- _The task_: Go over the material below and report every line that contains the word "todos".

%%

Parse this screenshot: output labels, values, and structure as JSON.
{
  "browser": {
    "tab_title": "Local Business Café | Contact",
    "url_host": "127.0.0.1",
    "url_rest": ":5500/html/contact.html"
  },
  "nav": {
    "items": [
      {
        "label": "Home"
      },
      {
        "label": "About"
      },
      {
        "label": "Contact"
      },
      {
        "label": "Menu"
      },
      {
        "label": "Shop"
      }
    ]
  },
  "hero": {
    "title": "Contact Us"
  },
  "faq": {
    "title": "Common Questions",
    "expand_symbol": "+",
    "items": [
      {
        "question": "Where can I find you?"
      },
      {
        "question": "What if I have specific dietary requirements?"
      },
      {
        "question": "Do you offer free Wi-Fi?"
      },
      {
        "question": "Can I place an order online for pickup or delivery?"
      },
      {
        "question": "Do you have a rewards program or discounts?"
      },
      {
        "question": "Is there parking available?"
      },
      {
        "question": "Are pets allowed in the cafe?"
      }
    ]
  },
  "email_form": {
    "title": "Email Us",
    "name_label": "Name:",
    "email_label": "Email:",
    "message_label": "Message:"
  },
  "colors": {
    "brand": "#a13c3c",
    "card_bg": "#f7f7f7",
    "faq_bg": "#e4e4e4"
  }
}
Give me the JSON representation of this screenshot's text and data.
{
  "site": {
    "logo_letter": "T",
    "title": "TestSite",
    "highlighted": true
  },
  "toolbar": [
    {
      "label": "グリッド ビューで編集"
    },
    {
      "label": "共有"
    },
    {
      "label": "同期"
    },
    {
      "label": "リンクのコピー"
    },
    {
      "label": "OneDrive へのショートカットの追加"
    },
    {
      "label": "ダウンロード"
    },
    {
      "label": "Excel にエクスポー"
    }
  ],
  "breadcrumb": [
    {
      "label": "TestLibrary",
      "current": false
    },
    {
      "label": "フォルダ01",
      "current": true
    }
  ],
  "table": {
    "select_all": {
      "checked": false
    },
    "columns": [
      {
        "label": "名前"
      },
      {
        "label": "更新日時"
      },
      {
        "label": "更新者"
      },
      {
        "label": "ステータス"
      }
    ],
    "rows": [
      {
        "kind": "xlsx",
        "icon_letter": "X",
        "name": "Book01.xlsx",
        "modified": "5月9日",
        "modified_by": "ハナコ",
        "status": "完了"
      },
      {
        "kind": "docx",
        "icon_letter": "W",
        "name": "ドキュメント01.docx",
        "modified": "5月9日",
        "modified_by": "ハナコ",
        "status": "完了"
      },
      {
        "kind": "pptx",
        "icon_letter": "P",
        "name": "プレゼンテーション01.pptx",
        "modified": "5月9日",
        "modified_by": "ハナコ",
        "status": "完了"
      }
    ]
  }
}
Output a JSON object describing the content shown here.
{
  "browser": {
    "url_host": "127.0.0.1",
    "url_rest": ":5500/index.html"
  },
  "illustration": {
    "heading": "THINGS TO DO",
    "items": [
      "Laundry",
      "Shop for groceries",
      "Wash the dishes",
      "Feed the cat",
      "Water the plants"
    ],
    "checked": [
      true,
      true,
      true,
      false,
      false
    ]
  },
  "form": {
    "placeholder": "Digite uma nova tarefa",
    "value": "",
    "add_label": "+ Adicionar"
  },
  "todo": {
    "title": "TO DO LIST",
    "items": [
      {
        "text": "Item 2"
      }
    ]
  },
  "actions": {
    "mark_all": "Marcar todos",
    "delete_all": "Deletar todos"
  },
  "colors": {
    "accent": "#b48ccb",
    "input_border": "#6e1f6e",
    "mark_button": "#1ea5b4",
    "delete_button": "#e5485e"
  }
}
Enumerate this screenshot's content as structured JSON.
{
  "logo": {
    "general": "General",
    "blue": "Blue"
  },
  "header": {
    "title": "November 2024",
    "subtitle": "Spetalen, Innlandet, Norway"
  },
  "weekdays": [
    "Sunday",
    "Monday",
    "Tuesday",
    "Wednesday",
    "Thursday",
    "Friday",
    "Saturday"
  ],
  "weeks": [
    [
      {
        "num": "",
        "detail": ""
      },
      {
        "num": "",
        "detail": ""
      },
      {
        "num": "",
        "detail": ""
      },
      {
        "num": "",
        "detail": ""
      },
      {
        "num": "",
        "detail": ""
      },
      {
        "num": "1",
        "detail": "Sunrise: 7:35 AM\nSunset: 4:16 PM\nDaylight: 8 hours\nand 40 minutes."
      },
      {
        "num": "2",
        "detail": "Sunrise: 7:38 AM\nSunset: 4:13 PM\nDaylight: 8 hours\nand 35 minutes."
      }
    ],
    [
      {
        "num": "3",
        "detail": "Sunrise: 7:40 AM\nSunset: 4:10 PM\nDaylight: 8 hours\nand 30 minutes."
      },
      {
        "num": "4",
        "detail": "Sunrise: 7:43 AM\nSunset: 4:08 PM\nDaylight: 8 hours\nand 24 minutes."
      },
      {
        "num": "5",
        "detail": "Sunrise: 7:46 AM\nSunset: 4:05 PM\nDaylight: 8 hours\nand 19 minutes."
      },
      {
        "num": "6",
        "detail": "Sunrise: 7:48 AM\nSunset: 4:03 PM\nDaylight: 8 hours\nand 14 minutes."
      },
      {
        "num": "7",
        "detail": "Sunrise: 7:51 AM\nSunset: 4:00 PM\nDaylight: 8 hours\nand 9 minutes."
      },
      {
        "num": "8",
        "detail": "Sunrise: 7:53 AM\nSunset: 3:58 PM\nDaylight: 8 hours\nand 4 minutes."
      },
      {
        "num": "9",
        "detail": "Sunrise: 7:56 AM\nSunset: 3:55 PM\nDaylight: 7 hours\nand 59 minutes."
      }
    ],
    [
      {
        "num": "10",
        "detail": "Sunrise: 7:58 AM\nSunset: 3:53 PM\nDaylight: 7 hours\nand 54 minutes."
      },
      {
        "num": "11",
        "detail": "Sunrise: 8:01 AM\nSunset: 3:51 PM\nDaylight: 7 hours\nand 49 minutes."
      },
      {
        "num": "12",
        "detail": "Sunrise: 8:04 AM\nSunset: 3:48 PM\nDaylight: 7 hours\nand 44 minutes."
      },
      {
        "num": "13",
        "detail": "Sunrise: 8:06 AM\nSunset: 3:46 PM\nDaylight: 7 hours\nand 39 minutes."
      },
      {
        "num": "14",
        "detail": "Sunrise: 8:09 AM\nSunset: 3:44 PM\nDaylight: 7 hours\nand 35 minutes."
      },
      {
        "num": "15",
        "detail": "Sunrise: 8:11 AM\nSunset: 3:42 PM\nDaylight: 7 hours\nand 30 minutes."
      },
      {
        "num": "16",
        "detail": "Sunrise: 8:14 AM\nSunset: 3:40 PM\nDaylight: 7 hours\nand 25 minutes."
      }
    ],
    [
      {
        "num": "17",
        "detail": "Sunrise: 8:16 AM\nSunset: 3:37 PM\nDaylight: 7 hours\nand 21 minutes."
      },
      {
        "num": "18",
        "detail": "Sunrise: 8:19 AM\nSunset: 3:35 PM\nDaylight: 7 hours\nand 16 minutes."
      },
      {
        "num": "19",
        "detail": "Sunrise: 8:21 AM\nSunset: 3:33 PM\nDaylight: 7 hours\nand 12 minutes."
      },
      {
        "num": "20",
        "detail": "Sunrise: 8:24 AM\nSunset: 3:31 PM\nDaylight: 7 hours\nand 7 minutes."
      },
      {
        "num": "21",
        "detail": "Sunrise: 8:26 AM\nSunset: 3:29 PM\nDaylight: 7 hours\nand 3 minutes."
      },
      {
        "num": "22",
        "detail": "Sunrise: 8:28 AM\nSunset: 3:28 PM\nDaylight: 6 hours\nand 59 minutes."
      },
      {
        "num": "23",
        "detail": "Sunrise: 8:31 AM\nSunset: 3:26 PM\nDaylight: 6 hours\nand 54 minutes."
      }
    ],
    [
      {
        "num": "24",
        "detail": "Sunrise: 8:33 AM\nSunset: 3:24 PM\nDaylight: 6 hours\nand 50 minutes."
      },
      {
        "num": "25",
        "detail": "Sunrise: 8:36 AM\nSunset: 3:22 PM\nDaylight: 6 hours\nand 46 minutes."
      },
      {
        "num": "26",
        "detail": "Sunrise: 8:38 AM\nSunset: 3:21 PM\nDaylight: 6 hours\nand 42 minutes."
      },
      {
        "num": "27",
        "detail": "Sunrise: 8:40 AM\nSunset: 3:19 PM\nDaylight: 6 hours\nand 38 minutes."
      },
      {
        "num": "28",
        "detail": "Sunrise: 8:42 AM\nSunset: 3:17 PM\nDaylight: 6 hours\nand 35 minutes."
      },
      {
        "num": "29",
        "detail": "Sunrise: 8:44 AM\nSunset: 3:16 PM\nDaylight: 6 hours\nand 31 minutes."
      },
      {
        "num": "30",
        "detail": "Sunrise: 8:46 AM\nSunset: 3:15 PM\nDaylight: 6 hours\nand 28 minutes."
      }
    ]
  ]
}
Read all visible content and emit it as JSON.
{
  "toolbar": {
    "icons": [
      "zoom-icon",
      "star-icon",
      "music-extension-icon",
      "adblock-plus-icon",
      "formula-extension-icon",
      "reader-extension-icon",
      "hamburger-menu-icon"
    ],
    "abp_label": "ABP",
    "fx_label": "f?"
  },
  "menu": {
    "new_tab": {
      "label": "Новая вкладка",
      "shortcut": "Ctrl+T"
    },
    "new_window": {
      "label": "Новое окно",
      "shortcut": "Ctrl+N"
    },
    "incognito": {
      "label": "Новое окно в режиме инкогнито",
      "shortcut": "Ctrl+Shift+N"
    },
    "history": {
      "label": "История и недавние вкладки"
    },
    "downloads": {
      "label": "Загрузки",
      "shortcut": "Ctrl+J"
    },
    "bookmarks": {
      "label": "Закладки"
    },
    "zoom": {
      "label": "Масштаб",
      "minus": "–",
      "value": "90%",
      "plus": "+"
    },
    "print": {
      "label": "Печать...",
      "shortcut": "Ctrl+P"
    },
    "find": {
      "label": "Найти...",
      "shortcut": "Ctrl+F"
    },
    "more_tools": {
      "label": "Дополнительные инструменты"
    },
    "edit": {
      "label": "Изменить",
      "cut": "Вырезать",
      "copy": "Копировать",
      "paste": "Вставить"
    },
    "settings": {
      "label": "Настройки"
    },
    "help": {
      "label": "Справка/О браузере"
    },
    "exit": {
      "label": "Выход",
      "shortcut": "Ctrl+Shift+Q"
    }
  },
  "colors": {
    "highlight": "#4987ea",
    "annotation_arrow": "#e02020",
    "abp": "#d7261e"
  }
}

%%

- _Your solution_:
    "mark_all": "Marcar todos",
    "delete_all": "Deletar todos"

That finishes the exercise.